The Commercial Lease Explainer: Heads of Terms


What are they and why are they important?

Heads of Terms – often referred to as HoTs – are used in commercial transactions to set out the main terms of a deal which the lawyers then use to document and ultimately complete the transaction.

In residential transactions this document is more usually referred to as the Memorandum of Sale.

Does a surveyor have to draft the HoTs?

Not necessarily but if a surveyor is involved in a lease transaction they will usually draft the HoTs.

The benefit of a surveyor or agent preparing these terms is that they should cover all the main details negotiated between the landlord and the tenant to close the deal. Although the HoTs are not legally binding, a good set of HoTs does mean there will be less scope for introducing new or different terms at the legal stage which would add to cost and causes delay.

Should lawyers review HoTs?

It’s a good idea to do this if they are not straightforward as this gets the main terms settled which again saves time and cost in the long run.

What should HoTs cover?

This does depend on the transaction but the essentials to cover are :

  1. Exactly what is being let? Is it part or whole of a building or site? In most cases a plan will be needed for the lease and it’s best to get that done at the HoTs stage. If the lease is to be registered, the plan needs to be Land Registry-compliant which is a topic in itself and will be covered in the next blog.
  2. Length of term including any break clauses, landlord or tenant triggers. Again this is an important topic and will be covered in a later blog.
  3. Rent-rent review. How is the rent to be reviewed: market rent, fixed increase, RPI, CPI? Again another topic for a further blog.
  4. Parties. Details of the landlord, and the tenant guarantor should be clearly set out in full with up-to-date addresses.
  5. Rent deposit. Is there one? How much? What will trigger its release? How will it be held?
  6. Assignment and underletting. Will this be allowed and if so will underletting be whole or part?
  7. Will the tenant have ‘security of tenure’ rights under the Landlord and Tenant Act? Again a topic for another blog.
  8. Repair and service charge. Full repair, schedule of condition, will there be a service charge? HoTs are the best place to agree this and any cap put in place on service charge.
  9. Use allowed. What is the tenant’s proposed and permitted use – particularly important for retail.

There is plenty more to discuss. Follow our Commercial Property Explainer blogs and get completely in the know on commercial leases. And if you need expert legal advice in the meantime, call Janine Eaglesfield on 01756 692861 or email

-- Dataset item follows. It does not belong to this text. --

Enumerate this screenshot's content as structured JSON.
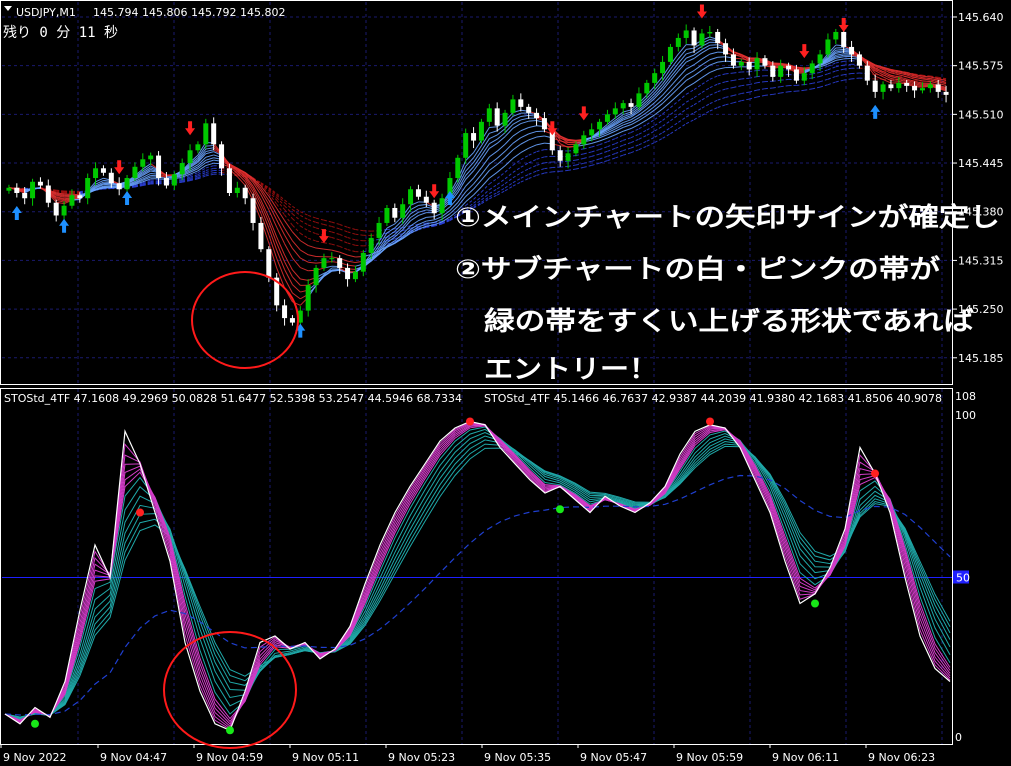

Further reading:

Leaseholds need management companies. Why?

Is Security of Tenure a ‘must-have’ for Commercial Leases?

Landlord and Tenant Act 1985